Our home, Faraway Farm, can only be described as compact. It is no ranch, unless we renamed it the Tired Iron Ranch, for my car collection. I sold my only tractor more than half-a-dozen years ago, which I quickly regretted. I could probably spend my total allotment of words here in an attempt to outline the many uses for a tractor with a hydraulic bucket and a power take-off.

I did everything with my tractor, from removing snow to lifting and moving heavy items, preparing a garage site, lifting vehicles, and gathering firewood. I did not miss it for snow removal because it took me a couple of hours to clear the driveways. I liked lifting snow and piling it in out-of-the-way places a little too much. Our snow removal guys do it in minutes. However, I missed the tractor for everything else.

I recently concluded that being tractor-less was anathema to being a native Vermonter. I began a casual search a few months ago. As I saw the summer weather beginning to fade, I intensified the hunt. My criteria was a used four-wheel-drive tractor with a hydraulic bucket loader and at least 40 horsepower, preferably generated by a diesel engine. I made arrangements to look at a couple of really good ones, but they sold before I could get there.
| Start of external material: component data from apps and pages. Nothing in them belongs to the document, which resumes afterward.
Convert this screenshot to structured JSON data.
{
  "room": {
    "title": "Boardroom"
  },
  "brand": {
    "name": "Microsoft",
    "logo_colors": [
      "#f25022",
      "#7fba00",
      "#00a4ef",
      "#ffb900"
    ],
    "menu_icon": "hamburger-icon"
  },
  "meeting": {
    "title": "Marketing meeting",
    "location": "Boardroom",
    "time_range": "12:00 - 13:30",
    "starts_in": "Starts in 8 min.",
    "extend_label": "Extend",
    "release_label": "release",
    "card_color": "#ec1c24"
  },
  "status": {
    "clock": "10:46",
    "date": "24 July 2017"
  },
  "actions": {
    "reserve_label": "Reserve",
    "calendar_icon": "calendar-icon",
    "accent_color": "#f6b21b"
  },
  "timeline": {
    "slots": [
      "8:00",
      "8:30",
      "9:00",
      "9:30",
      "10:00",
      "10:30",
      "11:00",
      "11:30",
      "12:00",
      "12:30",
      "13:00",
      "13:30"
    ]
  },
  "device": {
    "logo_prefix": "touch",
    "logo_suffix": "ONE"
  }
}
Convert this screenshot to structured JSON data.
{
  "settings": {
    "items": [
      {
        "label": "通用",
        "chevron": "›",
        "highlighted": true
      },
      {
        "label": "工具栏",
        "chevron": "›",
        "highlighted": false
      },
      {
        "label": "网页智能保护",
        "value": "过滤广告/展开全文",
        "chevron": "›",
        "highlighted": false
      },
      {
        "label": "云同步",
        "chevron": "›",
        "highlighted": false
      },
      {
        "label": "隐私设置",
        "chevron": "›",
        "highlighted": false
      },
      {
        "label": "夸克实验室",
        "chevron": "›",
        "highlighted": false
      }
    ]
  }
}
I finally could nail one down in Grantham, New Hampshire, that fit the bill. I quickly established the fact that the owner’s cousin and I attended high school together in South Royalton. I enjoy little connections like that.

My neighbor Ed offered to use his huge equipment trailer to pick up the tractor, a generous offer that I greatly appreciate. When we arrived at the farm I watched the owner come out of his house, and there, standing next to his front steps, was what appeared to be a brown horse. I did a double-take when I realized it was a wild bull moose with his antlers in velvet. The moose followed the owner over to us and stood there while we tentatively petted it. Bullwinkle had been hanging out in the neighborhood for six weeks, and they were waiting for a Game Warden to relocate him.
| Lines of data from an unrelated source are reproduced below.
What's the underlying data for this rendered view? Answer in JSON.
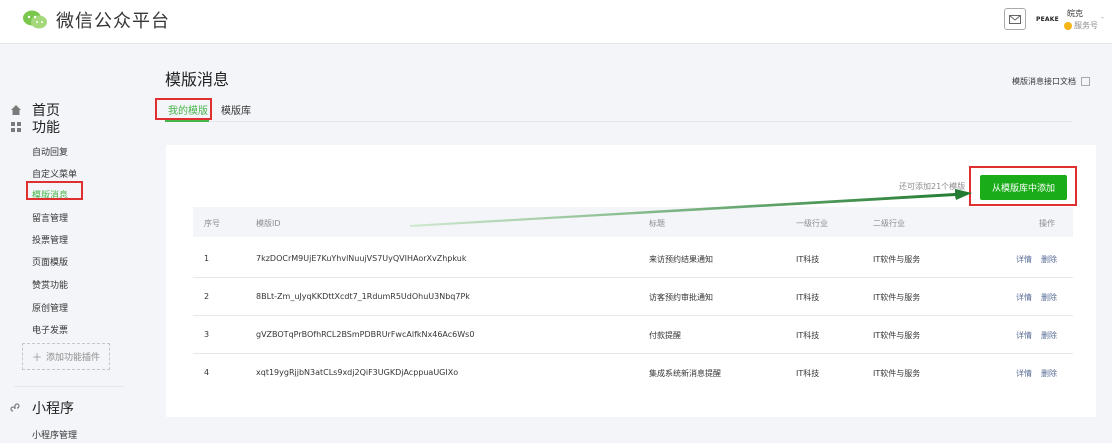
{
  "header": {
    "title": "微信公众平台",
    "account_logo": "PEAKE",
    "account_name": "皖克",
    "account_type": "服务号",
    "mail_icon": "mail-icon",
    "caret": "-"
  },
  "sidebar": {
    "home": "首页",
    "features_section": "功能",
    "items": [
      {
        "label": "自动回复"
      },
      {
        "label": "自定义菜单"
      },
      {
        "label": "模版消息"
      },
      {
        "label": "留言管理"
      },
      {
        "label": "投票管理"
      },
      {
        "label": "页面模版"
      },
      {
        "label": "赞赏功能"
      },
      {
        "label": "原创管理"
      },
      {
        "label": "电子发票"
      }
    ],
    "add_plugin": "添加功能插件",
    "miniprogram_section": "小程序",
    "miniprogram_items": [
      {
        "label": "小程序管理"
      }
    ]
  },
  "main": {
    "title": "模版消息",
    "doc_link": "模版消息接口文档",
    "tabs": [
      {
        "label": "我的模版"
      },
      {
        "label": "模版库"
      }
    ],
    "quota_text": "还可添加21个模版",
    "add_button": "从模版库中添加",
    "table": {
      "headers": [
        "序号",
        "模版ID",
        "标题",
        "一级行业",
        "二级行业",
        "操作"
      ],
      "rows": [
        {
          "no": "1",
          "id": "7kzDOCrM9UjE7KuYhvlNuujVS7UyQVIHAorXvZhpkuk",
          "title": "来访预约结果通知",
          "ind1": "IT科技",
          "ind2": "IT软件与服务",
          "detail": "详情",
          "delete": "删除"
        },
        {
          "no": "2",
          "id": "8BLt-Zm_uJyqKKDttXcdt7_1RdumR5UdOhuU3Nbq7Pk",
          "title": "访客预约审批通知",
          "ind1": "IT科技",
          "ind2": "IT软件与服务",
          "detail": "详情",
          "delete": "删除"
        },
        {
          "no": "3",
          "id": "gVZBOTqPrBOfhRCL2BSmPDBRUrFwcAlfkNx46Ac6Ws0",
          "title": "付款提醒",
          "ind1": "IT科技",
          "ind2": "IT软件与服务",
          "detail": "详情",
          "delete": "删除"
        },
        {
          "no": "4",
          "id": "xqt19ygRjjbN3atCLs9xdj2QiF3UGKDjAcppuaUGIXo",
          "title": "集成系统新消息提醒",
          "ind1": "IT科技",
          "ind2": "IT软件与服务",
          "detail": "详情",
          "delete": "删除"
        }
      ]
    }
  },
  "colors": {
    "brand_green": "#44b549",
    "button_green": "#1aad19",
    "highlight_red": "#e02f2f",
    "link_blue": "#576b95",
    "arrow_green": "#2e8b3e"
  }
}
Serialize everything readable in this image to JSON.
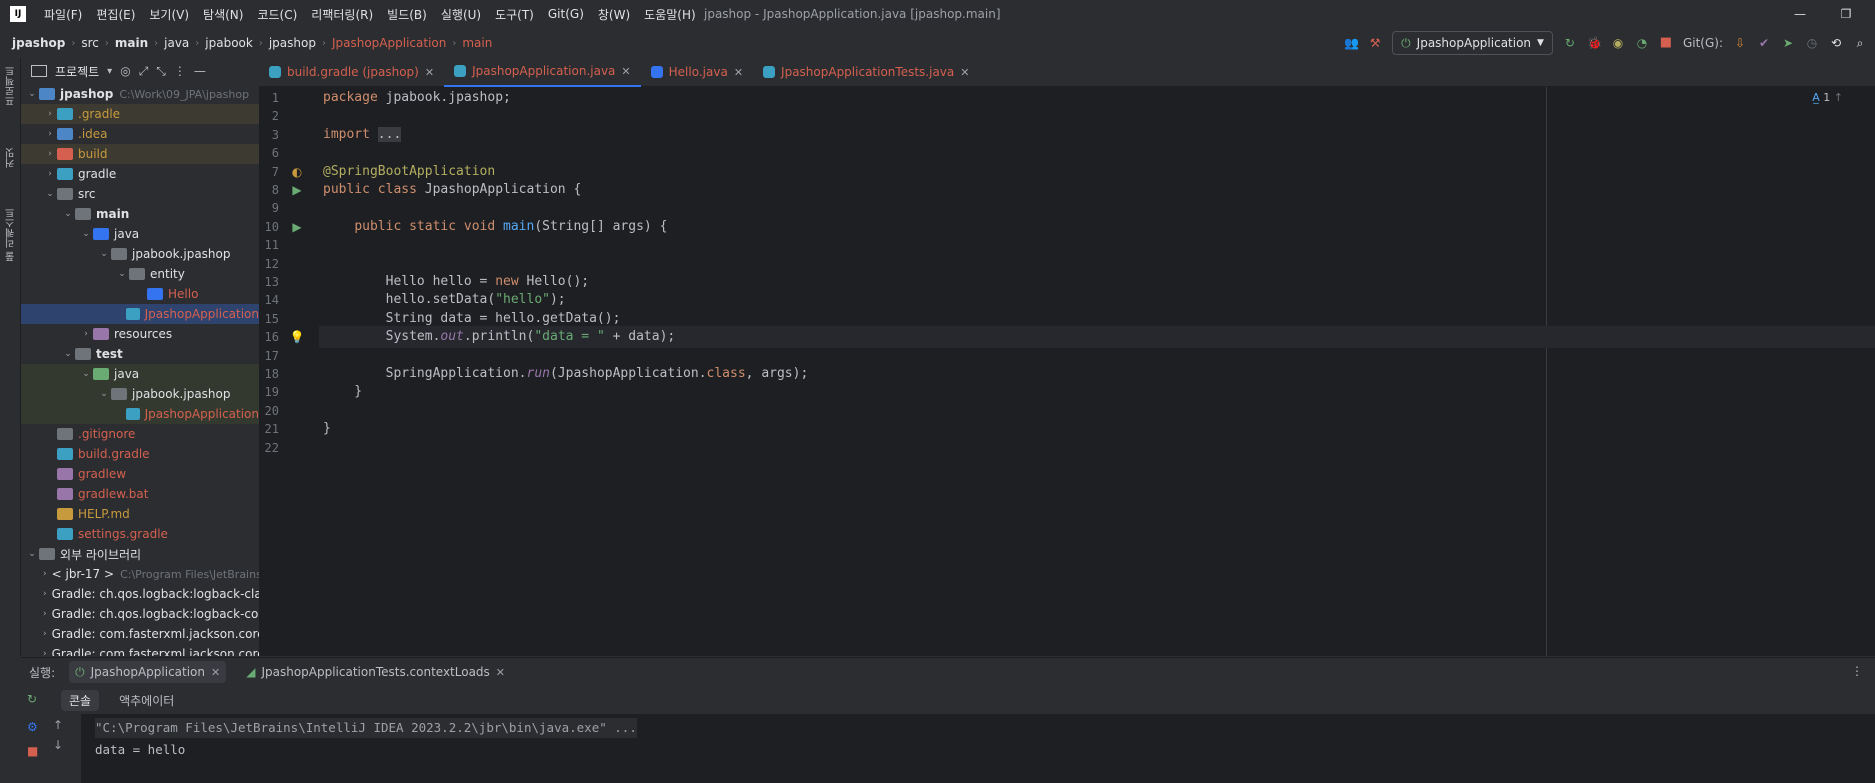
{
  "menubar": {
    "items": [
      "파일(F)",
      "편집(E)",
      "보기(V)",
      "탐색(N)",
      "코드(C)",
      "리팩터링(R)",
      "빌드(B)",
      "실행(U)",
      "도구(T)",
      "Git(G)",
      "창(W)",
      "도움말(H)"
    ],
    "window_title": "jpashop - JpashopApplication.java [jpashop.main]"
  },
  "breadcrumbs": [
    "jpashop",
    "src",
    "main",
    "java",
    "jpabook",
    "jpashop",
    "JpashopApplication",
    "main"
  ],
  "toolbar": {
    "run_config": "JpashopApplication",
    "git_label": "Git(G):"
  },
  "left_strip": {
    "project": "프로젝트",
    "commit": "커밋",
    "pull": "풀 리퀘스트"
  },
  "project": {
    "title": "프로젝트",
    "tree": [
      {
        "label": "jpashop",
        "path": "C:\\Work\\09_JPA\\jpashop",
        "depth": 0,
        "open": "open",
        "color": "#dfe1e5",
        "bold": true,
        "icon": "#4c86c6"
      },
      {
        "label": ".gradle",
        "depth": 1,
        "open": "closed",
        "color": "#c89a3e",
        "icon": "#3ba0c2",
        "hl": "hl-orange"
      },
      {
        "label": ".idea",
        "depth": 1,
        "open": "closed",
        "color": "#c89a3e",
        "icon": "#4c86c6"
      },
      {
        "label": "build",
        "depth": 1,
        "open": "closed",
        "color": "#c89a3e",
        "icon": "#d5604f",
        "hl": "hl-orange"
      },
      {
        "label": "gradle",
        "depth": 1,
        "open": "closed",
        "color": "#dfe1e5",
        "icon": "#3ba0c2"
      },
      {
        "label": "src",
        "depth": 1,
        "open": "open",
        "color": "#dfe1e5",
        "icon": "#6f737a"
      },
      {
        "label": "main",
        "depth": 2,
        "open": "open",
        "color": "#dfe1e5",
        "bold": true,
        "icon": "#6f737a"
      },
      {
        "label": "java",
        "depth": 3,
        "open": "open",
        "color": "#dfe1e5",
        "icon": "#3574f0"
      },
      {
        "label": "jpabook.jpashop",
        "depth": 4,
        "open": "open",
        "color": "#dfe1e5",
        "icon": "#6f737a"
      },
      {
        "label": "entity",
        "depth": 5,
        "open": "open",
        "color": "#dfe1e5",
        "icon": "#6f737a"
      },
      {
        "label": "Hello",
        "depth": 6,
        "open": "none",
        "color": "#d5604f",
        "icon": "#3574f0"
      },
      {
        "label": "JpashopApplication",
        "depth": 5,
        "open": "none",
        "color": "#d5604f",
        "icon": "#3ba0c2",
        "hl": "hl-sel"
      },
      {
        "label": "resources",
        "depth": 3,
        "open": "closed",
        "color": "#dfe1e5",
        "icon": "#9876aa"
      },
      {
        "label": "test",
        "depth": 2,
        "open": "open",
        "color": "#dfe1e5",
        "bold": true,
        "icon": "#6f737a"
      },
      {
        "label": "java",
        "depth": 3,
        "open": "open",
        "color": "#dfe1e5",
        "icon": "#6aab73",
        "hl": "hl-green"
      },
      {
        "label": "jpabook.jpashop",
        "depth": 4,
        "open": "open",
        "color": "#dfe1e5",
        "icon": "#6f737a",
        "hl": "hl-green"
      },
      {
        "label": "JpashopApplication",
        "depth": 5,
        "open": "none",
        "color": "#d5604f",
        "icon": "#3ba0c2",
        "hl": "hl-green"
      },
      {
        "label": ".gitignore",
        "depth": 1,
        "open": "none",
        "color": "#d5604f",
        "icon": "#6f737a"
      },
      {
        "label": "build.gradle",
        "depth": 1,
        "open": "none",
        "color": "#d5604f",
        "icon": "#3ba0c2"
      },
      {
        "label": "gradlew",
        "depth": 1,
        "open": "none",
        "color": "#d5604f",
        "icon": "#9876aa"
      },
      {
        "label": "gradlew.bat",
        "depth": 1,
        "open": "none",
        "color": "#d5604f",
        "icon": "#9876aa"
      },
      {
        "label": "HELP.md",
        "depth": 1,
        "open": "none",
        "color": "#c89a3e",
        "icon": "#c89a3e"
      },
      {
        "label": "settings.gradle",
        "depth": 1,
        "open": "none",
        "color": "#d5604f",
        "icon": "#3ba0c2"
      },
      {
        "label": "외부 라이브러리",
        "depth": 0,
        "open": "open",
        "color": "#dfe1e5",
        "icon": "#6f737a"
      },
      {
        "label": "< jbr-17 >",
        "path": "C:\\Program Files\\JetBrains",
        "depth": 1,
        "open": "closed",
        "color": "#dfe1e5",
        "icon": "#6f737a"
      },
      {
        "label": "Gradle: ch.qos.logback:logback-classic",
        "depth": 1,
        "open": "closed",
        "color": "#dfe1e5",
        "icon": "#6f737a"
      },
      {
        "label": "Gradle: ch.qos.logback:logback-core",
        "depth": 1,
        "open": "closed",
        "color": "#dfe1e5",
        "icon": "#6f737a"
      },
      {
        "label": "Gradle: com.fasterxml.jackson.core",
        "depth": 1,
        "open": "closed",
        "color": "#dfe1e5",
        "icon": "#6f737a"
      },
      {
        "label": "Gradle: com.fasterxml.jackson.core",
        "depth": 1,
        "open": "closed",
        "color": "#dfe1e5",
        "icon": "#6f737a"
      }
    ]
  },
  "tabs": [
    {
      "label": "build.gradle (jpashop)",
      "color": "#d5604f",
      "icon": "#3ba0c2",
      "active": false
    },
    {
      "label": "JpashopApplication.java",
      "color": "#d5604f",
      "icon": "#3ba0c2",
      "active": true
    },
    {
      "label": "Hello.java",
      "color": "#d5604f",
      "icon": "#3574f0",
      "active": false
    },
    {
      "label": "JpashopApplicationTests.java",
      "color": "#d5604f",
      "icon": "#3ba0c2",
      "active": false
    }
  ],
  "editor": {
    "inspection_count": "1",
    "line_numbers": [
      "1",
      "2",
      "3",
      "6",
      "7",
      "8",
      "9",
      "10",
      "11",
      "12",
      "13",
      "14",
      "15",
      "16",
      "17",
      "18",
      "19",
      "20",
      "21",
      "22"
    ],
    "code": [
      "<span class=\"kw\">package</span> jpabook.jpashop;",
      "",
      "<span class=\"kw\">import</span> <span style=\"background:#393b40\">...</span>",
      "",
      "<span class=\"ann\">@SpringBootApplication</span>",
      "<span class=\"kw\">public class</span> JpashopApplication {",
      "",
      "    <span class=\"kw\">public static void</span> <span class=\"fn\">main</span>(String[] args) {",
      "",
      "",
      "        Hello hello = <span class=\"kw\">new</span> Hello();",
      "        hello.setData(<span class=\"str\">\"hello\"</span>);",
      "        String data = hello.getData();",
      "        System.<span class=\"st\">out</span>.println(<span class=\"str\">\"data = \"</span> + data);",
      "",
      "        SpringApplication.<span class=\"st\">run</span>(JpashopApplication.<span class=\"kw\">class</span>, args);",
      "    }",
      "",
      "}",
      ""
    ]
  },
  "run_panel": {
    "label": "실행:",
    "tabs": [
      "JpashopApplication",
      "JpashopApplicationTests.contextLoads"
    ],
    "console_tabs": [
      "콘솔",
      "액추에이터"
    ],
    "console_lines": [
      "\"C:\\Program Files\\JetBrains\\IntelliJ IDEA 2023.2.2\\jbr\\bin\\java.exe\" ...",
      "data = hello"
    ]
  }
}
Once my tractor was off the trailer, I put it directly to work. I loaded up my Dad’s new trailer with half of an old compressor and the tail section of a Piper Tomahawk airplane. These items were lying on the ground pretending to be misguided lawn art. They will now get hauled off to recycle the steel and aluminum. I’m keeping the airplane’s cockpit because I can visualize it as an enclosed cab for the tractor. The dimensions line up, but it will take some creative cutting and fabrication to make it work. I built my own enclosed cab for the last tractor, so it is clear that I have no pride in tractor esthetics.

I have already ordered a post-hole digger for the tractor. The plan is to purchase several additional attachments. I will not be plowing snow as I have a predilection to play. One of my neighbors will continue to plow us out in five minutes each time. I am sure I will be tempted to relocate the occasional snow bank now and then. However, snow removal will not be my job.

My wife has been asked by a couple of friends: “Why does he need a tractor?” I can answer that. Other than the gobs of work planned for it, he does not. He just wanted one.

The Morning Almanac with Arlo Mudgett is heard Monday through Friday mornings on radio stations Oldies KOOL FM 106.7, 96.3, and 106.5 and over Peak-FM 101.9 and 100.7.